The case studies show how complicated an analysis can be and how critical they are for the success of your project. The case studies work through house rental (my area), apartment complex and commerical. In today's market, there are so many opportunities for good investments, Frank will help you pick the better ones.
descriptive examples for reader and made it fun to solve . I Highly recommend this book to all RE investors out there !!
Overall, this book is okay, but stand-alone the cash flow book is superior.
Unlike other 'get rich quick' books, Frank isn't out to convince the world that everyone should acquire real estate 'with no money down'. Instead, Frank advocates a quantitative approach towards deciding to make an investment in real estate.
Frank goes well beyond the theory (e.g., why single family homes aren't priced based on the revenue they generate) of investing in real estate. Very significantly, Frank provides numerous quantitative tools to help the investor understand and use in deciding whether a particular investment makes sense.
In fact, the book is devided into two main parts: the first part (37 chapters) consist of a series of formulas and examples such as simple interest, capitalization rate, amoritzation, etc. This part is more of a reference section.
The second part of the book applies the first part in a series of case studies, which are very easy to follow and interesting. You can see yourself wanting to 'run your own numbers' using his formats and tables to see if you are indeed acquiring profitable properties.

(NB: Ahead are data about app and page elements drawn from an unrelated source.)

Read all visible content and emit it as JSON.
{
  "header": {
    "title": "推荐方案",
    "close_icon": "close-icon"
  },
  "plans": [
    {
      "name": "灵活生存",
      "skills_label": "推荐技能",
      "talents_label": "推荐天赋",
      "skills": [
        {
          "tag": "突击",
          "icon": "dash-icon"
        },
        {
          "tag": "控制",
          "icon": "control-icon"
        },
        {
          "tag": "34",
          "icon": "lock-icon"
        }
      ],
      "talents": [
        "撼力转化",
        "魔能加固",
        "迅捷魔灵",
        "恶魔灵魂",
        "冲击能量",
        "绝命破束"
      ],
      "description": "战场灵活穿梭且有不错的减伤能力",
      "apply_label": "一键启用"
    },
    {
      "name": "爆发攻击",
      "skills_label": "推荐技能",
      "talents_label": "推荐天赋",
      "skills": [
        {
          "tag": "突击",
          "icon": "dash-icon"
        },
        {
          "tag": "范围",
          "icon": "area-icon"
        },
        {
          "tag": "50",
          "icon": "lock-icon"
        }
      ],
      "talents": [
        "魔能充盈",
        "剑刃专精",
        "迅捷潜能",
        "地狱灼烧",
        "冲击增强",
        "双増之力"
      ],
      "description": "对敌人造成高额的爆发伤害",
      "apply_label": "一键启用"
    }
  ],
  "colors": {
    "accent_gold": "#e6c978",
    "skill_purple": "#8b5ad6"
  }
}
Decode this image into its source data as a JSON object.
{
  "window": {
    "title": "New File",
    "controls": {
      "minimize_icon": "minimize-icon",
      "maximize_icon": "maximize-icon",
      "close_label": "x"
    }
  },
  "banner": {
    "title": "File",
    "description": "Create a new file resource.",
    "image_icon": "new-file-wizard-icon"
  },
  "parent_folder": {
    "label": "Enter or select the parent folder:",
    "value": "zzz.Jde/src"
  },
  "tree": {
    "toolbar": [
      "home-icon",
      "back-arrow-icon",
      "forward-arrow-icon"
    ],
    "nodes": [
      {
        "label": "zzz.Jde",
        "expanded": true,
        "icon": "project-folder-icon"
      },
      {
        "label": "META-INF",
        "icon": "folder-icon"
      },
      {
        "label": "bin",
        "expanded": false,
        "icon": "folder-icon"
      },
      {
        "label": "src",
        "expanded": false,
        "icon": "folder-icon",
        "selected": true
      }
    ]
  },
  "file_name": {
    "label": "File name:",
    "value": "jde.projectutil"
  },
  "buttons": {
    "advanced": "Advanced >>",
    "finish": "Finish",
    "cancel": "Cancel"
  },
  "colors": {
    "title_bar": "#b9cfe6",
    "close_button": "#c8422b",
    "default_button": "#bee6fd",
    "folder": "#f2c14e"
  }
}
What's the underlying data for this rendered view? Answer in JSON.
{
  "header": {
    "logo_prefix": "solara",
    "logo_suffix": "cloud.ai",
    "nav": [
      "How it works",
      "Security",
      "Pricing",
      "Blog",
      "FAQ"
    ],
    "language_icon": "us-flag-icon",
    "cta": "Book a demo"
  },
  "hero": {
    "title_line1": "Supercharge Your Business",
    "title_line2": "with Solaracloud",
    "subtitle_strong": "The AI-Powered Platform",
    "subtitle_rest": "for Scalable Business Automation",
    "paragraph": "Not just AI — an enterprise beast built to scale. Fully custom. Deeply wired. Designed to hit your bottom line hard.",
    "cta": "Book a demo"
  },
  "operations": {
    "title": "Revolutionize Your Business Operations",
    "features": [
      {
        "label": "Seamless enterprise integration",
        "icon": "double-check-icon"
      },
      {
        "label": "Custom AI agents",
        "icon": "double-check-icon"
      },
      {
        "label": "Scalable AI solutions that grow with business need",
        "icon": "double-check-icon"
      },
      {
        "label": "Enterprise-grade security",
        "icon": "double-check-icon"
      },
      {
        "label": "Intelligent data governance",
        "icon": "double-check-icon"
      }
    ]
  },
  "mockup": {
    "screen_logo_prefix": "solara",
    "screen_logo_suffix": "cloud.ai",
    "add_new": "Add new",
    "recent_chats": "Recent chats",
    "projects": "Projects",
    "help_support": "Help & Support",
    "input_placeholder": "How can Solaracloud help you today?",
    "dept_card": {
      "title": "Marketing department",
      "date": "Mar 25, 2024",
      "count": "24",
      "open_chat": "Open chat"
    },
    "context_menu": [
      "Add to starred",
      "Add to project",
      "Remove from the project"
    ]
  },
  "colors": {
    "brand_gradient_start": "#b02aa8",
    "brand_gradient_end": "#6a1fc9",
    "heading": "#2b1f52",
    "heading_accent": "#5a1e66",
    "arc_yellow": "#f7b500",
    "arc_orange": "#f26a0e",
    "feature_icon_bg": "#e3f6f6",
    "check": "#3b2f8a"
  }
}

All in all, well worth reading and having handy as a reference book when looking to acquire real estate properties.